## Data:
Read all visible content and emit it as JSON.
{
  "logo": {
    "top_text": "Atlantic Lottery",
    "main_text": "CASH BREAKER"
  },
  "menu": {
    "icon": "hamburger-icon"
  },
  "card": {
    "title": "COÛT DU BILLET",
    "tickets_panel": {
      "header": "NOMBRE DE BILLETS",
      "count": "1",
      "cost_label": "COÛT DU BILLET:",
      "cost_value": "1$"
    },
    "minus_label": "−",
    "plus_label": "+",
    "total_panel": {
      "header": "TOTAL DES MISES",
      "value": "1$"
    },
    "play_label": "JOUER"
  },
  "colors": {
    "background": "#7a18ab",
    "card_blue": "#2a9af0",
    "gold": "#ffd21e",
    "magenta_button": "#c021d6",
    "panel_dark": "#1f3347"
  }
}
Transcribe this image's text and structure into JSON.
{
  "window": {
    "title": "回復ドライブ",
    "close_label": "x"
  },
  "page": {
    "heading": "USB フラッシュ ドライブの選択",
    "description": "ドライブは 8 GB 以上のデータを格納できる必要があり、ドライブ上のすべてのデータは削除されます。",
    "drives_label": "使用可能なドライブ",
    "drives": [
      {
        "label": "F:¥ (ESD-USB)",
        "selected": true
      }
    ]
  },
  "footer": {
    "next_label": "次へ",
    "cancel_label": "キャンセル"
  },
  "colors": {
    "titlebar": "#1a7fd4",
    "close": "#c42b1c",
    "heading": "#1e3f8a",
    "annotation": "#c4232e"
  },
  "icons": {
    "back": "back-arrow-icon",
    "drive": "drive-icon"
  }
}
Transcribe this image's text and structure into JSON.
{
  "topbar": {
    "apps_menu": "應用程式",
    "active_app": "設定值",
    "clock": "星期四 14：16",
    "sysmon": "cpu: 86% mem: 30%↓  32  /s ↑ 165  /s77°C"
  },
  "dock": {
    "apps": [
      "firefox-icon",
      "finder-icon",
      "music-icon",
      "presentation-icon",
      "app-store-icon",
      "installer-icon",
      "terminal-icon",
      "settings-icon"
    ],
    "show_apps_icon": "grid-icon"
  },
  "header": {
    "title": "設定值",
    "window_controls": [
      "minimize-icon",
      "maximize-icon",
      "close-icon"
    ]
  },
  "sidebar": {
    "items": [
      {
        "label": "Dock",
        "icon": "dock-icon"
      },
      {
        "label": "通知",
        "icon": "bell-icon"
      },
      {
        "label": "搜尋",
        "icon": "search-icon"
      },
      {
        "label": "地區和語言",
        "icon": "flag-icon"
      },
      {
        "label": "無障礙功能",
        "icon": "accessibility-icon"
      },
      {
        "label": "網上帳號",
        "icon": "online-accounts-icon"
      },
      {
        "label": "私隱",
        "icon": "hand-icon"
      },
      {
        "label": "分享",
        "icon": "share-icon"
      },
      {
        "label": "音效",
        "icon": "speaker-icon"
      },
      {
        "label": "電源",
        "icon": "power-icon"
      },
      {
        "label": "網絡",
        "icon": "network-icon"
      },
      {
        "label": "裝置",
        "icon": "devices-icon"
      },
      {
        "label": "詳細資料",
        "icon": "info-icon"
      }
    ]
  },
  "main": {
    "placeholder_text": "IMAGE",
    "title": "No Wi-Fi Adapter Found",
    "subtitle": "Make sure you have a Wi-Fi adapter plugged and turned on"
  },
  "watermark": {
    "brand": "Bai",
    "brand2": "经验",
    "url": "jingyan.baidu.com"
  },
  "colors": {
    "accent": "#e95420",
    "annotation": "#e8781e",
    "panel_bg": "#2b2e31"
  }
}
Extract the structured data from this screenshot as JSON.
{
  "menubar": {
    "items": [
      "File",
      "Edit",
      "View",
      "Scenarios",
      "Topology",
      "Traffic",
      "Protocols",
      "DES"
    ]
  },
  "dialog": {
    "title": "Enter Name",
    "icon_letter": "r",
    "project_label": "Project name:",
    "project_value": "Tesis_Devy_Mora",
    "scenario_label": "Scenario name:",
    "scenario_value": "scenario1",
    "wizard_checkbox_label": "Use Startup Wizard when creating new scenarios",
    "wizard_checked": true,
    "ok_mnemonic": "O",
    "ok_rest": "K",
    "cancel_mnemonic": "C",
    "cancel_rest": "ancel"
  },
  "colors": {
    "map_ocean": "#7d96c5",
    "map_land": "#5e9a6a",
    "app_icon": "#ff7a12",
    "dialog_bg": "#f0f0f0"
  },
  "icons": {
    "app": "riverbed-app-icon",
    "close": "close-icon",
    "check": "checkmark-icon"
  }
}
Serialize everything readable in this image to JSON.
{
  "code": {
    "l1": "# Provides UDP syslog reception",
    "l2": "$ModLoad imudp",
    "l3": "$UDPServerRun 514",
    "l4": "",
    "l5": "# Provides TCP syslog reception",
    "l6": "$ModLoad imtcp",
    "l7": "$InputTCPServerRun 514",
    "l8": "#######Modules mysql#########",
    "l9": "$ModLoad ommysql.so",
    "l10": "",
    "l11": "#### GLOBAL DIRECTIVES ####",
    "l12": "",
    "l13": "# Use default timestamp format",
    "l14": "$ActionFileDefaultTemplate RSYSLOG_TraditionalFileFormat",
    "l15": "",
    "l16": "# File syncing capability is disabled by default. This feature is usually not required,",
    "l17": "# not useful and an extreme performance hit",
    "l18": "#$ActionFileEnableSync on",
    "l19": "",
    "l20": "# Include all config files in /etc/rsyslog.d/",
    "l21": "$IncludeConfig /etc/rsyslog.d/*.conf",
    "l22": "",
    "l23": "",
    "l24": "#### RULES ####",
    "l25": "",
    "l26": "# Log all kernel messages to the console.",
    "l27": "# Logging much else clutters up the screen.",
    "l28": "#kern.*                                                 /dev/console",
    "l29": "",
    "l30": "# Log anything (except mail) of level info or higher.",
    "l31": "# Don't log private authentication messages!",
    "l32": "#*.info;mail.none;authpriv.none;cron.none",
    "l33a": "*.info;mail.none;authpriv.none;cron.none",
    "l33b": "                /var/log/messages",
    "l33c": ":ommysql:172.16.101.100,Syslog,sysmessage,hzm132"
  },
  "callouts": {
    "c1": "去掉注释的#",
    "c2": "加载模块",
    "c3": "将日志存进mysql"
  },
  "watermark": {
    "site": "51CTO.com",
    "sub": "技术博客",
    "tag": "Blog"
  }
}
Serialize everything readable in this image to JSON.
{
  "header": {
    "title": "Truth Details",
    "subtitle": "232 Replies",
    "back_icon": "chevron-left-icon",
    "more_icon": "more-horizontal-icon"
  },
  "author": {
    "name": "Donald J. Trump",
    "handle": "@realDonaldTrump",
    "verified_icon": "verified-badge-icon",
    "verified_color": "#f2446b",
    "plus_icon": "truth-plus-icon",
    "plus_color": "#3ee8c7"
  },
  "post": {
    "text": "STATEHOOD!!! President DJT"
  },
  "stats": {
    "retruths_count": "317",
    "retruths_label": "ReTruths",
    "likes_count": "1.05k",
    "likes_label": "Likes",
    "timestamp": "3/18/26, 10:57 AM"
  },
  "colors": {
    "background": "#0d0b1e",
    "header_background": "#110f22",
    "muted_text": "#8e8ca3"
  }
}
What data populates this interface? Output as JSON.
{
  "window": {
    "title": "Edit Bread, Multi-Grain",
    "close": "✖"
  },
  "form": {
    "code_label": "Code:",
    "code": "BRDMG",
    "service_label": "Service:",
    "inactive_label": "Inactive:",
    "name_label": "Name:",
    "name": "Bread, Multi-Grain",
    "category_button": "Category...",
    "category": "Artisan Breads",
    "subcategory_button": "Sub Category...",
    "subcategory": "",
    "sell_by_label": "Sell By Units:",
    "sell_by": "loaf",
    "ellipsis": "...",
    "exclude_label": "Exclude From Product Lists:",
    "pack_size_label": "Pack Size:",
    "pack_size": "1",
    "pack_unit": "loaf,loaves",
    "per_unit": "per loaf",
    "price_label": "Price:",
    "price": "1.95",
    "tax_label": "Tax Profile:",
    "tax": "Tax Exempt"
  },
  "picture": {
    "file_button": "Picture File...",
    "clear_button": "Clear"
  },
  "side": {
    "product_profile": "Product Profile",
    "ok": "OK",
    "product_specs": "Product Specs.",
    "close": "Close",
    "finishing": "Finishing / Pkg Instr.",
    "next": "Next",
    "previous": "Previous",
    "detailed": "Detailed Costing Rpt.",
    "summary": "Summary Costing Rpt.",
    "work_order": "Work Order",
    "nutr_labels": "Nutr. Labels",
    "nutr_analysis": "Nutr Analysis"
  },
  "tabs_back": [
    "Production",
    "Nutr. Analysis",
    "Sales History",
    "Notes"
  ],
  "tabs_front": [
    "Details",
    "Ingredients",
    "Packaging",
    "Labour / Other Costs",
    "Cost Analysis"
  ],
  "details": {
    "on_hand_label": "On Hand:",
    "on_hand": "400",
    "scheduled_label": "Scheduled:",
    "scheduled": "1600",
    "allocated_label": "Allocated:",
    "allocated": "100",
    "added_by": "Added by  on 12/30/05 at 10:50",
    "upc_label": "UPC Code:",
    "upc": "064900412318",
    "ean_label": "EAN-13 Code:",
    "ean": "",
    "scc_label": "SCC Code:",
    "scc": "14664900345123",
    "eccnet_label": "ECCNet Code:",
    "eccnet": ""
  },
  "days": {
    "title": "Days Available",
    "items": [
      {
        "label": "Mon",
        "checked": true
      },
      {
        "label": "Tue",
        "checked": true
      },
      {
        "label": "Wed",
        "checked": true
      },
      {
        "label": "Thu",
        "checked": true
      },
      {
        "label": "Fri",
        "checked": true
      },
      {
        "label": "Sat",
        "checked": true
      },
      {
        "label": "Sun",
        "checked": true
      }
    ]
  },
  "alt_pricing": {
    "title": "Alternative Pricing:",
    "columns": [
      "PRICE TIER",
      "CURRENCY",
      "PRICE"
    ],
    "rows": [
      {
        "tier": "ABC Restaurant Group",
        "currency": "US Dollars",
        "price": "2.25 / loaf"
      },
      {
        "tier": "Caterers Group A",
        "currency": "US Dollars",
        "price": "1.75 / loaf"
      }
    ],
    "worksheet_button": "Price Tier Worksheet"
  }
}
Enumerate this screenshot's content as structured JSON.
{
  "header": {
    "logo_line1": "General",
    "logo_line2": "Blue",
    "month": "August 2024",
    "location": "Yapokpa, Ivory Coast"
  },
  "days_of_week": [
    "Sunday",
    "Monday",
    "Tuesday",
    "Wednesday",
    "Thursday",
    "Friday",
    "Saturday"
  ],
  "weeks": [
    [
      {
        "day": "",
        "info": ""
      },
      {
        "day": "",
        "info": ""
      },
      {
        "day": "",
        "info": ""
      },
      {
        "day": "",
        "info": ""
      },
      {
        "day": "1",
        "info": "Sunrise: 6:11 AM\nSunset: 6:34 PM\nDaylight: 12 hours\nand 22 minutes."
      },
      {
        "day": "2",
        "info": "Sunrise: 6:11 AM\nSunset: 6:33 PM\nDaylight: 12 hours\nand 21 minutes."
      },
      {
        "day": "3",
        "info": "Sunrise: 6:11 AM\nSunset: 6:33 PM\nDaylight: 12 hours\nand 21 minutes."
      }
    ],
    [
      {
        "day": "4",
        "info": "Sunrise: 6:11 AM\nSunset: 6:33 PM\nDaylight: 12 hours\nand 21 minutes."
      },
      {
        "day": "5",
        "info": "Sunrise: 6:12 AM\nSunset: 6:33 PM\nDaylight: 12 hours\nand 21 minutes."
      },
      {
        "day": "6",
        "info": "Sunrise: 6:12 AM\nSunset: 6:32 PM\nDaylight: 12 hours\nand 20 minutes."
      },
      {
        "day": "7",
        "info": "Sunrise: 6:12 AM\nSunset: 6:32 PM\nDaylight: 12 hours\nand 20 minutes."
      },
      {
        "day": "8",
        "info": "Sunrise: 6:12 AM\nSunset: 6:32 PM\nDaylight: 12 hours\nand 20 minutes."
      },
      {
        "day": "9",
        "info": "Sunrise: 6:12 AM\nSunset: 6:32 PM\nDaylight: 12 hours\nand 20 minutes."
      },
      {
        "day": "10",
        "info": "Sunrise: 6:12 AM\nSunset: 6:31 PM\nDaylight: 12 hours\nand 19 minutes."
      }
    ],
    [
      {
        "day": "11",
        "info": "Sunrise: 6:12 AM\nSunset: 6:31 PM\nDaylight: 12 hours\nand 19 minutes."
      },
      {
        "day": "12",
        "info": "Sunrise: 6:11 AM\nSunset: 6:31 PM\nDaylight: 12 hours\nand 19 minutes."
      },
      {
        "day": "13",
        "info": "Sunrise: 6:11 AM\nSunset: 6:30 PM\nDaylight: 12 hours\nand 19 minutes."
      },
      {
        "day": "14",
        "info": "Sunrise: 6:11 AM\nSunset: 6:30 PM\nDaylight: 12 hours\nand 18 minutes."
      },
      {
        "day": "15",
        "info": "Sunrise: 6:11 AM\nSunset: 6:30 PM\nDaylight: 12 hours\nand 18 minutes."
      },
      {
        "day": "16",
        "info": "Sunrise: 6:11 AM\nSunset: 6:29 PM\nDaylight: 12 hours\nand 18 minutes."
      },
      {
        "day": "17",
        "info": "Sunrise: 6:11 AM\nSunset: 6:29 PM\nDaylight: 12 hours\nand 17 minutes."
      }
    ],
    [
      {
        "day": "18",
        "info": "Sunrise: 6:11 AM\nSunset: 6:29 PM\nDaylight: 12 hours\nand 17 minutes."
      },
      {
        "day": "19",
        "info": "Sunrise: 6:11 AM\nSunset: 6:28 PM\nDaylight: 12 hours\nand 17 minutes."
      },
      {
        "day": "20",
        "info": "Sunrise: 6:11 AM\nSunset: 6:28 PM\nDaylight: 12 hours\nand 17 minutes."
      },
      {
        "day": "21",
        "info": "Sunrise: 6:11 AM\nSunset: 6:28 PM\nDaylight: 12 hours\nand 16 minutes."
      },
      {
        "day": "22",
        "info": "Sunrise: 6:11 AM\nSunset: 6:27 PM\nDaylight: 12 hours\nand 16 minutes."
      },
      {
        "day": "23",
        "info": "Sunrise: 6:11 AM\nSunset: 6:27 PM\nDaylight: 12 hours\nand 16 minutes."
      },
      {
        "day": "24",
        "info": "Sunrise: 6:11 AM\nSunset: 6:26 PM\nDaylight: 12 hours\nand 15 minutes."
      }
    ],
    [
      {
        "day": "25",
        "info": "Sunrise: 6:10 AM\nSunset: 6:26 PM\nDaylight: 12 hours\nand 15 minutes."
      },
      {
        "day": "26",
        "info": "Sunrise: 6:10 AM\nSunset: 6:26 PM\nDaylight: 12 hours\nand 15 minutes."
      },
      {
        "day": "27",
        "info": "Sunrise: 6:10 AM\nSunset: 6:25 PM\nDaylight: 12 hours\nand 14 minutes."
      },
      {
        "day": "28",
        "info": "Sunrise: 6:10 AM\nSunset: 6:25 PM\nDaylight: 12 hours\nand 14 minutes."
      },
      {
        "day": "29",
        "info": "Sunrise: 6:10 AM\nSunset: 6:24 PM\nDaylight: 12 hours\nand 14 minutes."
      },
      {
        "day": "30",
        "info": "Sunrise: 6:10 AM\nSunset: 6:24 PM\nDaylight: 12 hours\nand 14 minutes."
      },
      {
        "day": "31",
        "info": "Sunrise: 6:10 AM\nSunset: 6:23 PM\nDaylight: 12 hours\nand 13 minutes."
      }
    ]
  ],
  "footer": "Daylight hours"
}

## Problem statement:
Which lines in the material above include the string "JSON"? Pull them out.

## Response to this task:
Read all visible content and emit it as JSON.
Transcribe this image's text and structure into JSON.
Transcribe this image's text and structure into JSON.
Extract the structured data from this screenshot as JSON.
Serialize everything readable in this image to JSON.
Serialize everything readable in this image to JSON.
What data populates this interface? Output as JSON.
Enumerate this screenshot's content as structured JSON.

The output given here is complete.